Congress’ top Democrats cast doubt Monday on the viability of President Donald Trump’s budget outline, suggesting it could face resistance from his own side of the aisle.
“The fact that they’re governing from the hard right makes it a lot harder for them,” Senate Minority Leader Chuck Schumer (D-N.Y.) said at a National Press Club event billed as prebuttal to Trump’s scheduled address Tuesday to a joint session of Congress. “It’s hardly a certainty the Republicans will march in lockstep on this budget.”
Trump has proposed increasing military spending, slashing foreign aid and cutting domestic spending while protecting entitlements such as Medicare and Social Security, two of the biggest drivers of the federal deficit.

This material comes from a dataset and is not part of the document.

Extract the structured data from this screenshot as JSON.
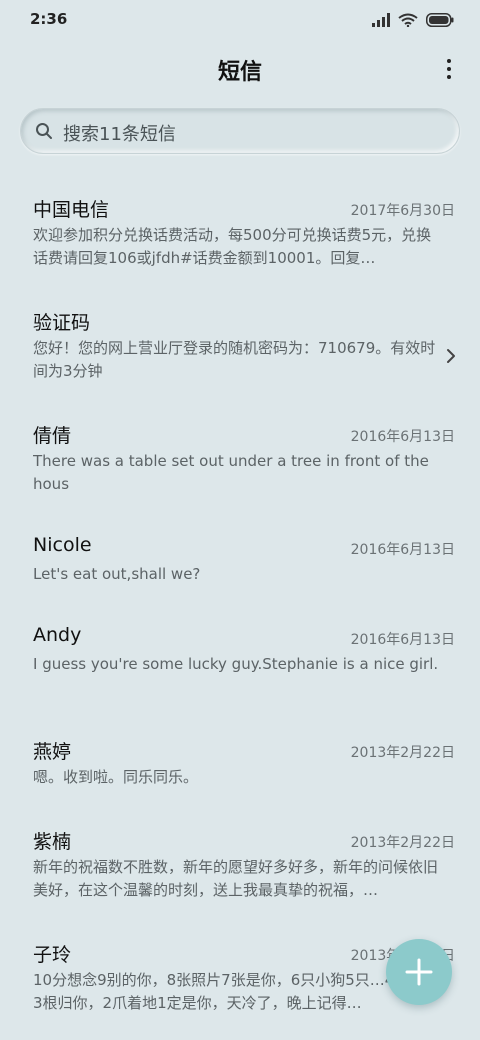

Office of Management and Budget Director Mick Mulvaney introduced the budget at a news briefing Monday, saying the “America first budget” plan is simple enough: “We are taking [Trump’s] words and turning them into policies and dollars.”
“I don’t even know if the president really understands the cuts that are being discussed,” House Minority Leader Nancy Pelosi (D-Calif.) told reporters at the National Press Club forum when asked about the White House’s proposal.
Speaking earlier in the day, Trump described what he hoped would be a “historic increase in defense spending” coupled with cuts to non-security programs.
“This defense spending increase will be offset and paid for finding greater savings and efficiencies across the federal government,” Trump told U.S. governors attending a meeting at the White House. “We’re going to do more with less.”
While House Speaker Paul Ryan (R-Wis.) and Senate Majority Leader Mitch McConnell (R-Ky.) did not issue public statements on the White House plan, Senate Armed Services Committee Chairman John McCain said the administration’s proposal does not go far enough.
“President Trump intends to submit a defense budget that is a mere 3 percent above President Obama’s defense budget, which has left our military underfunded, undersized, and unready to confront threats to our national security,” the Arizona Republican said in a statement. “We can and must do better.”
When contacted by Morning Consult, McConnell’s office declined to comment on the White House budget proposal. Ryan’s office did not immediately respond to a request for comment.
Security concerns remain second to the economy when Americans are asked what issues come to mind when they head to the polls, though they tend to spike after major events, according to Morning Consult polling.